ORANGEBURG, S.C. - Earlier this week, several of the state's political experts posed questions they'd be asking when the eight Democrats vying for their party's presidential nomination debated Thursday night in Orangeburg.


Here, Winthrop University political scientist Scott Huffmon answers them.

1. How do the candidates react to one another on stage?

"I think you saw - certainly, it wasn't deference - but kind of a mutual respect. Nobody came out as, 'My success depends on crushing you.' I think they were afraid of turning the (Democratic) base off."

2. How tough will the pack be on Hillary Clinton?

Candidates took a few shots, but Mr. Huffmon expected them to be tougher.

However, he recalled the way Congressman Rick Lazio was attacked for going after Mrs. Clinton when the two were competing for the New York Senate seat - and he thinks other presidential candidates Thursday had the same picture in mind.

"Nobody wanted to seem like a bully."

3. To whom are the candidates playing?

They didn't abandon their base, giving time to such topics as health care. But Mrs. Clinton and Bill Richardson in particular played to independents and conservative Democrats by emphasizing gun rights.

"They virtually said it (the Second Amendment) was sacrosanct. Richardson said it was precious."

4. Which candidates will break out of the second and third tiers?

"(Christopher) Dodd and (Joe) Biden did the most because they had the farthest to go. Because outside of their own states, they were virtually unknowns."

Still, "There's no Obama supporter going, 'Sign me up for Dodd.'"

Reach Kirsten Singleton at (803)-414-6611 or



Mike Gravel: "And I got to tell you, after standing up with them, some of these people frighten me - they frighten me."

Moderator: "Who on this stage exactly tonight worries you so much?"

Mr. Gravel: "Well, I would say the top-tier ones. The top-tier ones. They've made statements. Oh, Joe, I'll include you, too."


Hillary Clinton: "I think Clinton showed her supporters what they expected," Mr. Huffmon said. "She did not come across as cold. She came across as smart."


Bill Richardson: "A brilliant guy, experienced diplomat, a policy centrist and somebody who has a lot of ideas and he enacted them. And that didn't come through," Mr. Huffmon said. "He came across as hesitant."
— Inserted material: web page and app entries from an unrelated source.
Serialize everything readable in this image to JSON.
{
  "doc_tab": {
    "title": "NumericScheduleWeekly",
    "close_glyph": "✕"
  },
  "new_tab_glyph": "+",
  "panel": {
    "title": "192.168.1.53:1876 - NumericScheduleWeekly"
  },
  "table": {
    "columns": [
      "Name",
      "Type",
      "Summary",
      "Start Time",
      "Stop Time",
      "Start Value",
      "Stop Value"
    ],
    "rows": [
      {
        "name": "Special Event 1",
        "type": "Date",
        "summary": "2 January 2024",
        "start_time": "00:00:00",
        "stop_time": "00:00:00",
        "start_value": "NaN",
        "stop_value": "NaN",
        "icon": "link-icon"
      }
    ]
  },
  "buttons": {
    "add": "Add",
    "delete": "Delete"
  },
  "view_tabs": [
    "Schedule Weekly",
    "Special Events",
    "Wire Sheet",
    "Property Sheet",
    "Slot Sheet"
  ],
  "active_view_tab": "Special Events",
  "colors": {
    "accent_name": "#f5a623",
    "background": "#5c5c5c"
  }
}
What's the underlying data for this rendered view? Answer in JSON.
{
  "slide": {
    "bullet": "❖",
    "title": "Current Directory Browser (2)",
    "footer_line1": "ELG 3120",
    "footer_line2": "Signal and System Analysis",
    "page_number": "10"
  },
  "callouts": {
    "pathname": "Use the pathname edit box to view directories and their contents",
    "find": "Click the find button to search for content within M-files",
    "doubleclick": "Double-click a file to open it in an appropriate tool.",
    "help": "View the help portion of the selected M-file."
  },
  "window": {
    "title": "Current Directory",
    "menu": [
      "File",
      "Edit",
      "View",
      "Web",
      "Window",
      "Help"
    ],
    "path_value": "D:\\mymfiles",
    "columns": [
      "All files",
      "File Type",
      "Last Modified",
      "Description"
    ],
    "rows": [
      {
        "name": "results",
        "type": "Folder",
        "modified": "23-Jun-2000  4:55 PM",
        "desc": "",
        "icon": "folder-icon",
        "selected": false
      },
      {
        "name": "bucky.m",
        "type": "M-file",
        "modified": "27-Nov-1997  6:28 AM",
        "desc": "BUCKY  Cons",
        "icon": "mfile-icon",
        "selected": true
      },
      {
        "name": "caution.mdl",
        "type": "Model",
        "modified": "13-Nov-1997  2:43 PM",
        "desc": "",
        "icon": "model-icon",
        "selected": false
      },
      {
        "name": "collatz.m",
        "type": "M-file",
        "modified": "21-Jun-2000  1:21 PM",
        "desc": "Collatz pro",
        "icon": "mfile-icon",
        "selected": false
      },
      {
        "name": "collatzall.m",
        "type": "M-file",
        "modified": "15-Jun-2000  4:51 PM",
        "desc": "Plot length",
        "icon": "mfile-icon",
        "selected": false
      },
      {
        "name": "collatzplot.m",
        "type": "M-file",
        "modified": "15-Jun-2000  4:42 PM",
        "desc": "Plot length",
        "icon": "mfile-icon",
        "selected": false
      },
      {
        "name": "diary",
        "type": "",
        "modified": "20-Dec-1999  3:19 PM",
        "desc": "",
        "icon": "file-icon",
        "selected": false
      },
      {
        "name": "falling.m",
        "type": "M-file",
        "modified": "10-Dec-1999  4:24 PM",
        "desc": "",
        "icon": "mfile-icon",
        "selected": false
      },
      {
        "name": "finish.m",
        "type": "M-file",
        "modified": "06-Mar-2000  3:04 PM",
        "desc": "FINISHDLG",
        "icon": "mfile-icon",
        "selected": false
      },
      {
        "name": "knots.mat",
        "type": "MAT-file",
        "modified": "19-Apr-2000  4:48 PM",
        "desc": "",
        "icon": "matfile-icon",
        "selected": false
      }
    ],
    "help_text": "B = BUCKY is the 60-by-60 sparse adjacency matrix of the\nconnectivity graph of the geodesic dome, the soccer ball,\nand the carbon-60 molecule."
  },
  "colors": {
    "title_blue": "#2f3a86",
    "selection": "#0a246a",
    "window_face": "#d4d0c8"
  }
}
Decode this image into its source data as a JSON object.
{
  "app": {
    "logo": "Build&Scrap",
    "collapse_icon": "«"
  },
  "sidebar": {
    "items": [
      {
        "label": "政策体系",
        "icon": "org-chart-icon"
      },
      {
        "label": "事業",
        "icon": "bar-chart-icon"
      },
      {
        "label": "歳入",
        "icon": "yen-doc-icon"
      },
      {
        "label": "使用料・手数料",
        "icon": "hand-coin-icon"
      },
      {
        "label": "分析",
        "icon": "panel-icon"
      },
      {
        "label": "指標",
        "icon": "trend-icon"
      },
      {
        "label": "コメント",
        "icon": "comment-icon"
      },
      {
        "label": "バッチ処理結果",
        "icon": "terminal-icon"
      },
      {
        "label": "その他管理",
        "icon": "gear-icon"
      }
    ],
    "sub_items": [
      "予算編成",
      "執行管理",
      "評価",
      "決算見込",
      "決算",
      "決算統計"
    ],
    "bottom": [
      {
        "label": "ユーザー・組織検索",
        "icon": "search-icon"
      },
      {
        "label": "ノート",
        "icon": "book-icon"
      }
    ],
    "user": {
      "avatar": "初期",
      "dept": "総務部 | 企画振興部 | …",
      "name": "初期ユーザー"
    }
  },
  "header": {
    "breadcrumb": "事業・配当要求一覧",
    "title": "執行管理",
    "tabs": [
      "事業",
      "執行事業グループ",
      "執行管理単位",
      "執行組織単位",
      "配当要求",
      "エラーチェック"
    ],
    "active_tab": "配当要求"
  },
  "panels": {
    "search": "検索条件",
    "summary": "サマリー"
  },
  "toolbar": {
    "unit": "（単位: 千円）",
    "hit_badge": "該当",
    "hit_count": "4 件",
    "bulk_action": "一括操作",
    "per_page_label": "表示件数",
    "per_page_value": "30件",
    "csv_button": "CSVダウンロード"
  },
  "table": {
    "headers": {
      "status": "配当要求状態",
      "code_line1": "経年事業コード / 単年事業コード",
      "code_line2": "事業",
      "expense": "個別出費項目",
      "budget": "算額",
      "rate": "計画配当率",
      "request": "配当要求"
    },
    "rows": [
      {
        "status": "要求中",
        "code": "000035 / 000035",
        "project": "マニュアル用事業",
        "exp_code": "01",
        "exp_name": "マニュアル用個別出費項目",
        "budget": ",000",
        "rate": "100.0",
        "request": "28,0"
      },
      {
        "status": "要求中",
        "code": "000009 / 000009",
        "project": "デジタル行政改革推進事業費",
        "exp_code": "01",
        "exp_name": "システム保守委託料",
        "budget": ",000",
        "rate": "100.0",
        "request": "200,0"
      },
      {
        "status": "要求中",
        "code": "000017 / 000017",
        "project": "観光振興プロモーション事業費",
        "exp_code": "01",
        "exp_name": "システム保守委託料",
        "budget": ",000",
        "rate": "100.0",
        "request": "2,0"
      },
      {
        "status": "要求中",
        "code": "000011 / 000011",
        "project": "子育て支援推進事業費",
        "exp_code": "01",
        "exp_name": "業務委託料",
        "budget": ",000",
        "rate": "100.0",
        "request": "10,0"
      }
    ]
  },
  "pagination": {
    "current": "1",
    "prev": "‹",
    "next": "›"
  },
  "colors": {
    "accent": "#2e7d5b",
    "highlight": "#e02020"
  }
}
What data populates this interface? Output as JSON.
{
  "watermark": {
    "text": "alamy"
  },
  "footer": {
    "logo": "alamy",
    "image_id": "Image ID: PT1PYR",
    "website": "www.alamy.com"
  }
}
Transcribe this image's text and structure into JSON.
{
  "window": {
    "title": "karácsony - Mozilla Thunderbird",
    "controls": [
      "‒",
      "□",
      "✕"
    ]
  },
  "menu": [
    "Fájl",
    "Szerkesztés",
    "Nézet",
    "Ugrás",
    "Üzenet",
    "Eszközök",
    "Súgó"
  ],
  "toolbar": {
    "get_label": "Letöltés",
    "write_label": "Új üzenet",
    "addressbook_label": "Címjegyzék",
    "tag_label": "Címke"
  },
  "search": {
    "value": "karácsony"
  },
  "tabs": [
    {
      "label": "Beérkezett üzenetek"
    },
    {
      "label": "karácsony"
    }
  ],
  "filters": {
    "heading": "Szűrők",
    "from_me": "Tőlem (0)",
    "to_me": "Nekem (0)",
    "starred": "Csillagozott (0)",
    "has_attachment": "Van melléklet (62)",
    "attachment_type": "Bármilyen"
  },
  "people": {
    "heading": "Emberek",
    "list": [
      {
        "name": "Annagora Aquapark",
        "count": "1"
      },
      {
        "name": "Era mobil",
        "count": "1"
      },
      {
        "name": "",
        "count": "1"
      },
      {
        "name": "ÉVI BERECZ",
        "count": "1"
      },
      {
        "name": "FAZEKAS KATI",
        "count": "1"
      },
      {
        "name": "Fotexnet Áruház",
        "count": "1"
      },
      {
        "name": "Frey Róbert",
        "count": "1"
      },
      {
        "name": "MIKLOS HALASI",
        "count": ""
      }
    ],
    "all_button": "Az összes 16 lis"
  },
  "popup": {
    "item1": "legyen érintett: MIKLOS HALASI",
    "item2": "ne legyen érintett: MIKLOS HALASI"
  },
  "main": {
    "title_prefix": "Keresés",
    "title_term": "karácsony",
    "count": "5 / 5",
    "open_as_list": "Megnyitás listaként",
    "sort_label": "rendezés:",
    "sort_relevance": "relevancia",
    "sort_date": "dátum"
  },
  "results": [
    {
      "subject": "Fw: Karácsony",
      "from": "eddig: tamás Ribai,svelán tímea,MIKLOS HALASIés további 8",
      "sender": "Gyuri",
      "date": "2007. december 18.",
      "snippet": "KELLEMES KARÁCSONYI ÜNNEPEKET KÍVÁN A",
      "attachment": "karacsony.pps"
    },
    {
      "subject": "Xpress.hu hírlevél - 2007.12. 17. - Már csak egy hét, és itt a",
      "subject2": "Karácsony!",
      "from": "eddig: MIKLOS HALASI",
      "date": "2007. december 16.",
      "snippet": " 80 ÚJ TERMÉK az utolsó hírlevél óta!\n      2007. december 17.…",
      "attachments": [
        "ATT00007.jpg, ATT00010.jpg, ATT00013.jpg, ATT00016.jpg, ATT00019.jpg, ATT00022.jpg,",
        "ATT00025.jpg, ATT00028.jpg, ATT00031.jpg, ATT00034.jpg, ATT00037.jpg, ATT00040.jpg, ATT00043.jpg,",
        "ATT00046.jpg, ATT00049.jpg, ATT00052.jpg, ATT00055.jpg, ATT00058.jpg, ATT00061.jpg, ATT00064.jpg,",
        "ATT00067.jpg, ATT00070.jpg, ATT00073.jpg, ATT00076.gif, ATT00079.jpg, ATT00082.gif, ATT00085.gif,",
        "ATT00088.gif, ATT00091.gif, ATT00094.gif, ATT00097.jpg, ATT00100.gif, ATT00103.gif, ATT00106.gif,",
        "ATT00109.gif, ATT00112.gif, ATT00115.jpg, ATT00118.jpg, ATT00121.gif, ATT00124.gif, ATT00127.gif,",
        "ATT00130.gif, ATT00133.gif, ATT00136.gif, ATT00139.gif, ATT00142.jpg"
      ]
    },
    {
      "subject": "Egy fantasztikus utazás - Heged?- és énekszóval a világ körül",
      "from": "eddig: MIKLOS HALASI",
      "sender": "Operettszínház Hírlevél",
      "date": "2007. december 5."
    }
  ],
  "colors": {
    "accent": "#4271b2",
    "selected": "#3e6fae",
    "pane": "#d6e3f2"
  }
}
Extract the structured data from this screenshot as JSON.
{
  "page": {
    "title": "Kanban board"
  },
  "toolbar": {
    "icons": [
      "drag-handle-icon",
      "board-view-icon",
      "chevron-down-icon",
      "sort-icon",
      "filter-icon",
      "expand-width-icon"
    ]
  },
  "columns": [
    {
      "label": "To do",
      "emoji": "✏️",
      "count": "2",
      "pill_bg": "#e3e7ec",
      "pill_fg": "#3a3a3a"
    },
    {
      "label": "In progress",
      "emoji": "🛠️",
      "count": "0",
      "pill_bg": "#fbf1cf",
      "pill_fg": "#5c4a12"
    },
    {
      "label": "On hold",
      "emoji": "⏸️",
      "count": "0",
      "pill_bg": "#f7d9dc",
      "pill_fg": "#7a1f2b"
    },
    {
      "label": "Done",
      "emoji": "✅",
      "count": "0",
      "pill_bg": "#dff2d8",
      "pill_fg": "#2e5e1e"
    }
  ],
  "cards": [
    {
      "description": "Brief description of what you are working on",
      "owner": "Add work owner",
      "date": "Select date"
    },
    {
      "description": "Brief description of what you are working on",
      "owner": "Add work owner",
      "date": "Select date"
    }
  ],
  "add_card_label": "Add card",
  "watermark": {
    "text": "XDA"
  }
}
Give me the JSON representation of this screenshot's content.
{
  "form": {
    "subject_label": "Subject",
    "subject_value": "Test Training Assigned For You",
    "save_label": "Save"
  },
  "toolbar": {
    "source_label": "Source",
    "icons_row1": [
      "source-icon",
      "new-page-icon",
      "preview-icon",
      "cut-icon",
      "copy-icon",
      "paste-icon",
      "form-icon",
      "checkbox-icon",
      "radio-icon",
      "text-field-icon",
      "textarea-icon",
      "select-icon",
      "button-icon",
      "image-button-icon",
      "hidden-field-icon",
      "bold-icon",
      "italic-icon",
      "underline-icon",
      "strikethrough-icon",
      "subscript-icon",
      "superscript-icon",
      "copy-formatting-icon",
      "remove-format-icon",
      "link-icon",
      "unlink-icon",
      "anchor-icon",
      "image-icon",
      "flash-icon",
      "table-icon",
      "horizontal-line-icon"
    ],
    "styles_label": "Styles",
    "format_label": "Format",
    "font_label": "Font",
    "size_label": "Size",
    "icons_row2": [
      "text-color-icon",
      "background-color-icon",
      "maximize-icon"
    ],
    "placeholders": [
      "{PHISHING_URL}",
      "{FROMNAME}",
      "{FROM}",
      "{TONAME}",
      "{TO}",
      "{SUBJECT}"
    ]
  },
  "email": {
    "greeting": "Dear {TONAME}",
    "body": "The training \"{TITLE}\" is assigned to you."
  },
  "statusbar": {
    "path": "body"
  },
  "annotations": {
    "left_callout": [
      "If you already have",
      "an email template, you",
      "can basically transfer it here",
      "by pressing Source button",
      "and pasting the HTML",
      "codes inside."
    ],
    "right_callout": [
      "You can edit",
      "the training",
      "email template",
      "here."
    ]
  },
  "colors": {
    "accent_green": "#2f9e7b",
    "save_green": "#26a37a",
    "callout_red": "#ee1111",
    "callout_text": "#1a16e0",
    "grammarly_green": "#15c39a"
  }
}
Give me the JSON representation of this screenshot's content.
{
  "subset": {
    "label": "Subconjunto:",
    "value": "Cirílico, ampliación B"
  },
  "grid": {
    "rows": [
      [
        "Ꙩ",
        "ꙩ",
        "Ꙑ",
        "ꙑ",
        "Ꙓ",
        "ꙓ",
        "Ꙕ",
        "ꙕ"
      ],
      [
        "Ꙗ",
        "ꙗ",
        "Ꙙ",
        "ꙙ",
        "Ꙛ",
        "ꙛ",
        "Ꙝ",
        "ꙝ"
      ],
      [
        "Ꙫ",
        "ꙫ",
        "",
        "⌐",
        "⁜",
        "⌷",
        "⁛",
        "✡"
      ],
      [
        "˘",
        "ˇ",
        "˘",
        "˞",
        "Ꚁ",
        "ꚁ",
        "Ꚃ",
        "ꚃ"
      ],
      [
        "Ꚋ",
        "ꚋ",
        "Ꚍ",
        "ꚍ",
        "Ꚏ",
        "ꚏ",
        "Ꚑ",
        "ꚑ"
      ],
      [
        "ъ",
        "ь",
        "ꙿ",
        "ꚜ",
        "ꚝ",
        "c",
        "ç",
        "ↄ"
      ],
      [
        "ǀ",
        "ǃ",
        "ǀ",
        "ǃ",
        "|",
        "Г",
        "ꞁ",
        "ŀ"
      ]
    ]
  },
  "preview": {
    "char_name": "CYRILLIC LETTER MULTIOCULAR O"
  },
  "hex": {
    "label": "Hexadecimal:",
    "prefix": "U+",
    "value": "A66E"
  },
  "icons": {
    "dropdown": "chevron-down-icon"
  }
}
The eight candidates: Sen. Hillary Clinton of New York, Sen. Barack Obama of Illinois, former Sen. John Edwards of North Carolina, Gov. Bill Richardson of New Mexico, Sen. Joseph Biden of Delaware, Sen. Chris Dodd of Connecticut, Rep. Dennis Kucinich of Ohio and former Alaska Sen. Mike Gravel.